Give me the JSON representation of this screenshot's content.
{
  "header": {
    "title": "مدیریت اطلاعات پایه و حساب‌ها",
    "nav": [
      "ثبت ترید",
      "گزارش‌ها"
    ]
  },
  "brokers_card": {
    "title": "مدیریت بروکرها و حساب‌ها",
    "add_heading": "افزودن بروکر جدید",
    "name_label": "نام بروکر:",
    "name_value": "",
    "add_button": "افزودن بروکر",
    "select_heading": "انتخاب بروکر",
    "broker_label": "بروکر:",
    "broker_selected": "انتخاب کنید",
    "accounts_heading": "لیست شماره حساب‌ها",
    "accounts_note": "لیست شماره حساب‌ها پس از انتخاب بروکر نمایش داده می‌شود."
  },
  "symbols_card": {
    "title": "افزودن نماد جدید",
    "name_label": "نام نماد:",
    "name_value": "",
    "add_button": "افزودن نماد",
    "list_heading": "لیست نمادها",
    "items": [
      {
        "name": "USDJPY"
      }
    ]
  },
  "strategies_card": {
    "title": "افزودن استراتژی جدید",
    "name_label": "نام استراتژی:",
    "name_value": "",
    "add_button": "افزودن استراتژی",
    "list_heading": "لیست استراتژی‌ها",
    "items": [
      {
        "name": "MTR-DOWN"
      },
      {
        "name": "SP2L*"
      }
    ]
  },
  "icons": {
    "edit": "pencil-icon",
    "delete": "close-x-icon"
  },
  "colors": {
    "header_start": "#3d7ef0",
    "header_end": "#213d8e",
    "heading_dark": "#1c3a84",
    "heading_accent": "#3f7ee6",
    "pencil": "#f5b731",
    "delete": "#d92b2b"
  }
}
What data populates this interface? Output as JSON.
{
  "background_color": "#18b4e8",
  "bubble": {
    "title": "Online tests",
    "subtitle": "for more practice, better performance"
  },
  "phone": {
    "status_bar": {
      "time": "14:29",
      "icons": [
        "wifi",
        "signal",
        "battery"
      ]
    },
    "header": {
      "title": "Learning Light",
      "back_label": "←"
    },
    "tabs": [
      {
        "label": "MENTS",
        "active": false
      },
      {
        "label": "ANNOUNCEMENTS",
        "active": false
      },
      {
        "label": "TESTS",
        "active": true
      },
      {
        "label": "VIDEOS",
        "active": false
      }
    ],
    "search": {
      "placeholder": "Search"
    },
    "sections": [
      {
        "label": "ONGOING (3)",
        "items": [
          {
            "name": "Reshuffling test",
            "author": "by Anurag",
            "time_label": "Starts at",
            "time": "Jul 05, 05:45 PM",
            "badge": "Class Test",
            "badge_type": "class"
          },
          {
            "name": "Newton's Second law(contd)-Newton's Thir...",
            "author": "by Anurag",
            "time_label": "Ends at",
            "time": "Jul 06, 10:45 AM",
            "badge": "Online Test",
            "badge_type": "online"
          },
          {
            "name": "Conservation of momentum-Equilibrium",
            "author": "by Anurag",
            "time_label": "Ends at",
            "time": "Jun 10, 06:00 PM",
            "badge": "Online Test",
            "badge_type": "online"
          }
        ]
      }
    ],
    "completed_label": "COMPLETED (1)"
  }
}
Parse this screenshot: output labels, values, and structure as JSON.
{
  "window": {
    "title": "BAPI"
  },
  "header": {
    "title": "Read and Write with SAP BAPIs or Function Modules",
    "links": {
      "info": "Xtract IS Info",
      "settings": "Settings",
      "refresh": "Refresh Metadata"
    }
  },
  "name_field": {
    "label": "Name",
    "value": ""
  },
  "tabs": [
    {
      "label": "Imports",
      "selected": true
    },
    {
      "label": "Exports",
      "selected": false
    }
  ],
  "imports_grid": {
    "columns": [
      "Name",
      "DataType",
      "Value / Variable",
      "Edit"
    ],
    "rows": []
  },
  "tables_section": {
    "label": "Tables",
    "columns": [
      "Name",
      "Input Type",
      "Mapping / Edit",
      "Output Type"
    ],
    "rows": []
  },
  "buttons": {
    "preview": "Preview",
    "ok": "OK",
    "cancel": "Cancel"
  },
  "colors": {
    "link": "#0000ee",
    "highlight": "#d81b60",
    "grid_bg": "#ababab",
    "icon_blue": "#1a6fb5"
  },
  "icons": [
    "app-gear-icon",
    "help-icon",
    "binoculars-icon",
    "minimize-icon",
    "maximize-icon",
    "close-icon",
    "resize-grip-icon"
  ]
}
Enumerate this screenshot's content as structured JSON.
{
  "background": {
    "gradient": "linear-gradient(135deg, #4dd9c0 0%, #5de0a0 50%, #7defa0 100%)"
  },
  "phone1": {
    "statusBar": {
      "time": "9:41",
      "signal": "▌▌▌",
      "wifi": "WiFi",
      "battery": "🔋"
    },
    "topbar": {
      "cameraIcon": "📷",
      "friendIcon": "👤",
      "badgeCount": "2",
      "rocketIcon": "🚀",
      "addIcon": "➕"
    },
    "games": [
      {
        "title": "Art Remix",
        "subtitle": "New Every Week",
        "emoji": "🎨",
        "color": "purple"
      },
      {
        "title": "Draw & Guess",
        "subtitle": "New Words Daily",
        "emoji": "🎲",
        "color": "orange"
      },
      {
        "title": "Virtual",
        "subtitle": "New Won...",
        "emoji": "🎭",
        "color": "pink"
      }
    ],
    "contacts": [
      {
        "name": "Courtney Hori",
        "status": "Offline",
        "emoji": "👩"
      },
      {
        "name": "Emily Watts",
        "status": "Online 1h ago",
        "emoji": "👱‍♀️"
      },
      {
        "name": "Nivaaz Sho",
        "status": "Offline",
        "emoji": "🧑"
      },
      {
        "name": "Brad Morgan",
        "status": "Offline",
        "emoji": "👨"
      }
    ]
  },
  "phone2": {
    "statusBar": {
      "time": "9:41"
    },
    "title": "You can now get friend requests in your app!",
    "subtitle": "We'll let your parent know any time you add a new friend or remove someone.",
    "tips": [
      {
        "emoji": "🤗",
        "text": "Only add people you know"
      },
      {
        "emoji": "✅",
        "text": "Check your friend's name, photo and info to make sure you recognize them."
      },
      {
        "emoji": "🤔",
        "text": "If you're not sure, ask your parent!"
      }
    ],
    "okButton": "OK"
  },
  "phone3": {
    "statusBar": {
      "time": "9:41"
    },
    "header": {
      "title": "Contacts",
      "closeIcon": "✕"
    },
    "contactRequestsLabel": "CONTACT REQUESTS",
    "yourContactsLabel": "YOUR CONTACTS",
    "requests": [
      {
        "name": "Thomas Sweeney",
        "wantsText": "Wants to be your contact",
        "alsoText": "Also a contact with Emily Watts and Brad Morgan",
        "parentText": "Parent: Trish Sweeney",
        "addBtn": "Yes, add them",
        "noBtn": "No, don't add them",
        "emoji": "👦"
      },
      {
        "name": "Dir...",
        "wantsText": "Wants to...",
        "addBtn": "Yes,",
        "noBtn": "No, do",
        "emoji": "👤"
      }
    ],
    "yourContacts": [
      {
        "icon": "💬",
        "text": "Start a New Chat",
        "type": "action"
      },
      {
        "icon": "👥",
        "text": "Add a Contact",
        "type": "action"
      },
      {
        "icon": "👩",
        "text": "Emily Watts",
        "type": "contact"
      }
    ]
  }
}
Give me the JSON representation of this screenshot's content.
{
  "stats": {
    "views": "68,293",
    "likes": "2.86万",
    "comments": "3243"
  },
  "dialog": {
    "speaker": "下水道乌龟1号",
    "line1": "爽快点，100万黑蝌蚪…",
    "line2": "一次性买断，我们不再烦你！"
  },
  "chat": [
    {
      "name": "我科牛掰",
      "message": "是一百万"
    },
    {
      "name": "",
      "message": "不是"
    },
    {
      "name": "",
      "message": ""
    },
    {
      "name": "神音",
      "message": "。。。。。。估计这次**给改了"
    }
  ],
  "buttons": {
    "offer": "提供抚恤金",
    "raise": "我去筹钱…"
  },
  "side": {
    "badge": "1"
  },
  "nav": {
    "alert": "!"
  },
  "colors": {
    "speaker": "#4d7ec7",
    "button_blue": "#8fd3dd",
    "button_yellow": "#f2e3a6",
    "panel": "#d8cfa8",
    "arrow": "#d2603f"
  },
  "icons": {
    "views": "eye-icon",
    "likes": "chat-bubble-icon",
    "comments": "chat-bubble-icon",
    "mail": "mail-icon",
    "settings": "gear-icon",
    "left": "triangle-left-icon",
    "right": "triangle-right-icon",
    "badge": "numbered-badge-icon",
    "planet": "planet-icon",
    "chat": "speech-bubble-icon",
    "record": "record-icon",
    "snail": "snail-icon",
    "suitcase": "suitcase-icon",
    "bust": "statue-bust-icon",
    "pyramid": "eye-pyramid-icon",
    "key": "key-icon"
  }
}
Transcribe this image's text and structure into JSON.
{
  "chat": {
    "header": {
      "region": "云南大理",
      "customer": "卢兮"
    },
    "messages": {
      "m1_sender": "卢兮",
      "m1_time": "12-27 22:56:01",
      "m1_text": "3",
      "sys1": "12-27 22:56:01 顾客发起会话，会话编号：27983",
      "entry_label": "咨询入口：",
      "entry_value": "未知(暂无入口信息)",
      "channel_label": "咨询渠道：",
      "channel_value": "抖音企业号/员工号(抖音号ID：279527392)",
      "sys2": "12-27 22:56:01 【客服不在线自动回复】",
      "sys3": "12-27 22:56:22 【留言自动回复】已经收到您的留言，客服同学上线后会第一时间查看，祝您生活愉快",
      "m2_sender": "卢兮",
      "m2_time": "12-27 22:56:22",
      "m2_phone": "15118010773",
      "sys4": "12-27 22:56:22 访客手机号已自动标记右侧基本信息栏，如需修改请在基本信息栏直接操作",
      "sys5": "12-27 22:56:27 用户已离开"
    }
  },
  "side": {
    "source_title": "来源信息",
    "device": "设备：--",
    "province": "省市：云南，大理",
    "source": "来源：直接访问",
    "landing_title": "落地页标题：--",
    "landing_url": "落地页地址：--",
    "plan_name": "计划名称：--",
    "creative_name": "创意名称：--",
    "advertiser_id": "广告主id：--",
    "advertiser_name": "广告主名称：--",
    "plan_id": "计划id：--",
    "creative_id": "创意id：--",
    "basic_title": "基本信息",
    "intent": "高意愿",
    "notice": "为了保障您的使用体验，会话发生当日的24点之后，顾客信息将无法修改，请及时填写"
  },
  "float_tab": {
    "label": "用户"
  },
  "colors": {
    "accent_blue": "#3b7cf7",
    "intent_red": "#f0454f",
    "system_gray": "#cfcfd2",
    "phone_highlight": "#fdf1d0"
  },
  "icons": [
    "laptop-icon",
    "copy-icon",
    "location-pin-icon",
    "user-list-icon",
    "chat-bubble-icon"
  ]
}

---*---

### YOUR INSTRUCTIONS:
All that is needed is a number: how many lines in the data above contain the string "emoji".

### RESPONSE BELOW:
12